For instance, Chris Christoff, a U.S. Marine Corps veteran, says he was turned down for a permit for a similar march, intended to honor veterans, a few years back. “The reason they (the county) gave was that they couldn’t close the streets off because it was a safety hazard.” Mr. Christoff says he was told he would also have to come up with $25,000 for an insurance policy, pay overtime for police officers to monitor the event, and pay workers to put up barricades.
Clark County Senior Engineering Technician Ray Martin explains such permit applications are handled on a case-by-case basis. For the record, that’s the opposite of saying “The law is applied equally to everyone, no matter what your message.”
So let me make sure I’ve got this straight: If one doesn’t like the current requirements for legal immigration to America, as established by Congress, the answer is to sneak across the border under cover of night, commit felonies by lying about one’s legal status and Social Security number in order to obtain work, and then gather together one’s colleagues in crime and march in the streets (since sheer numbers now outweigh the rule of law) to demand retroactive amnesty for one’s crimes.
If one wants to march down The Las Vegas Strip and tie up traffic, the best course of action is not to apply for permits in a timely and orderly manner -- you’ll only get turned down -- but rather to ignore all such laws, depending on Sheriff Young to refrain even from citing you after the fact, since he’s afraid that if he did that he and his nancy boys might face “a fight.”
No, no one would have wished to see national television coverage of Metro officers going after peaceful marchers with clubs and firehoses.
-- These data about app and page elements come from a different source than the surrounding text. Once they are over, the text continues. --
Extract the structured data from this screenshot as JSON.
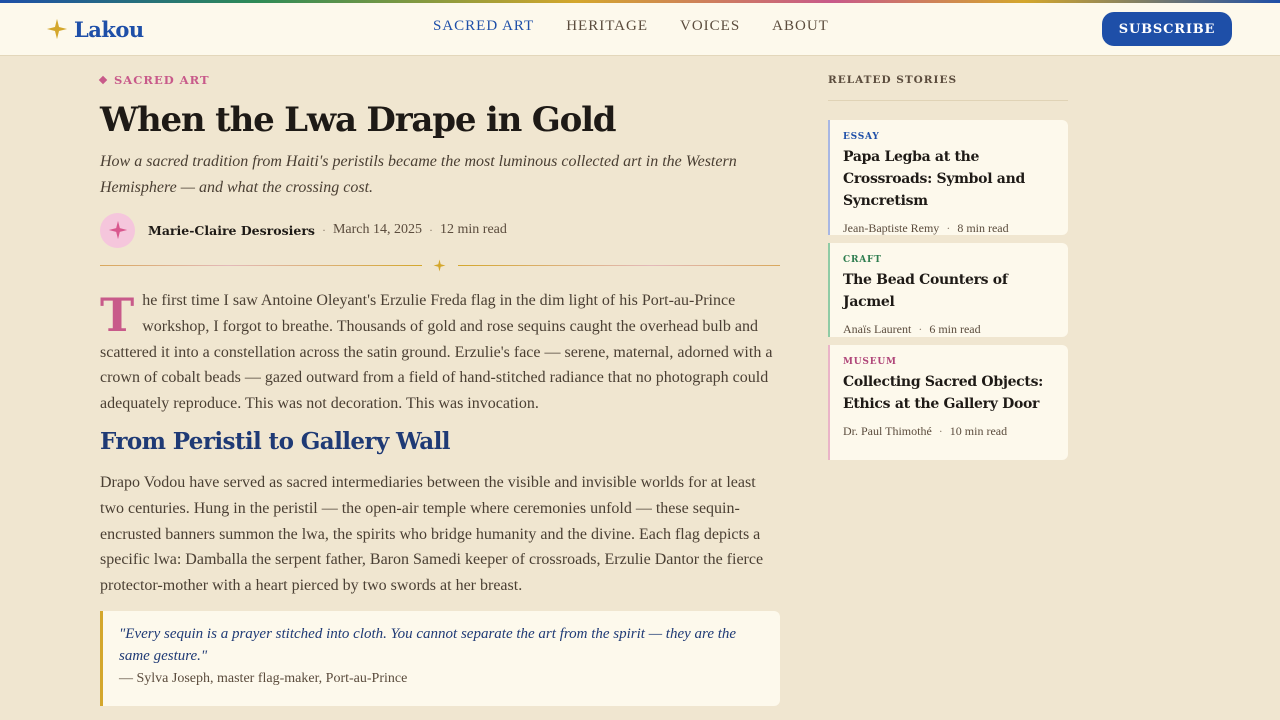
{
  "site": {
    "name": "Lakou"
  },
  "nav": {
    "items": [
      {
        "label": "SACRED ART",
        "active": true
      },
      {
        "label": "HERITAGE"
      },
      {
        "label": "VOICES"
      },
      {
        "label": "ABOUT"
      }
    ],
    "subscribe_label": "SUBSCRIBE"
  },
  "article": {
    "kicker": "SACRED ART",
    "title": "When the Lwa Drape in Gold",
    "dek": "How a sacred tradition from Haiti's peristils became the most luminous collected art in the Western Hemisphere — and what the crossing cost.",
    "author": "Marie-Claire Desrosiers",
    "date": "March 14, 2025",
    "read_time": "12 min read",
    "dropcap": "T",
    "para1": "he first time I saw Antoine Oleyant's Erzulie Freda flag in the dim light of his Port-au-Prince workshop, I forgot to breathe. Thousands of gold and rose sequins caught the overhead bulb and scattered it into a constellation across the satin ground. Erzulie's face — serene, maternal, adorned with a crown of cobalt beads — gazed outward from a field of hand-stitched radiance that no photograph could adequately reproduce. This was not decoration. This was invocation.",
    "heading": "From Peristil to Gallery Wall",
    "para2": "Drapo Vodou have served as sacred intermediaries between the visible and invisible worlds for at least two centuries. Hung in the peristil — the open-air temple where ceremonies unfold — these sequin-encrusted banners summon the lwa, the spirits who bridge humanity and the divine. Each flag depicts a specific lwa: Damballa the serpent father, Baron Samedi keeper of crossroads, Erzulie Dantor the fierce protector-mother with a heart pierced by two swords at her breast.",
    "quote": "\"Every sequin is a prayer stitched into cloth. You cannot separate the art from the spirit — they are the same gesture.\"",
    "quote_attribution": "— Sylva Joseph, master flag-maker, Port-au-Prince"
  },
  "sidebar": {
    "title": "RELATED STORIES",
    "stories": [
      {
        "tag": "ESSAY",
        "title": "Papa Legba at the Crossroads: Symbol and Syncretism",
        "author": "Jean-Baptiste Remy",
        "read_time": "8 min read"
      },
      {
        "tag": "CRAFT",
        "title": "The Bead Counters of Jacmel",
        "author": "Anaïs Laurent",
        "read_time": "6 min read"
      },
      {
        "tag": "MUSEUM",
        "title": "Collecting Sacred Objects: Ethics at the Gallery Door",
        "author": "Dr. Paul Thimothé",
        "read_time": "10 min read"
      }
    ]
  },
  "colors": {
    "brand_blue": "#1e4fa8",
    "accent_pink": "#c85a8a",
    "gold": "#d4a72c",
    "background": "#f0e6d0"
  },
  "icons": {
    "logo": "four-point-star-icon",
    "avatar": "four-point-star-icon",
    "divider": "four-point-star-icon"
  }
}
So wise and generous is this nation that it acknowledges a right to speak and assemble, even for those who have broken its laws to get here (unlike, say, Mexico. Try blocking traffic without a permit in Mexico.) I’m glad our cops decided to revert to “peace officers.” From here on in, they won’t refer to themselves as “law enforcement officers” any more, right?
And if they couldn’t be bothered to “run the IDs” of thousands of illegal aliens on the Strip Monday night, they’ll never again ask for mine, right?
Turning back this massive invasion by illegal aliens is the job of the federal government. And surely every taxpayer understands the difficulties our highly-paid federal Immigration officers face in trying to track down illegals. Just imagine how hard it would have been to figure out where they all were going to be on Monday evening, for example.
But if county officials -- including Sheriff Young’s police -- are only going to enforce the law against people like Marine Corps veteran Chris Christoff, and not against such “politically correct” outfits as the “United Coalition for Immigrant Rights,” can’t they at least post a written list of which groups are now required to obey the law, and which are not?
Or is there some other way we’re supposed to tell?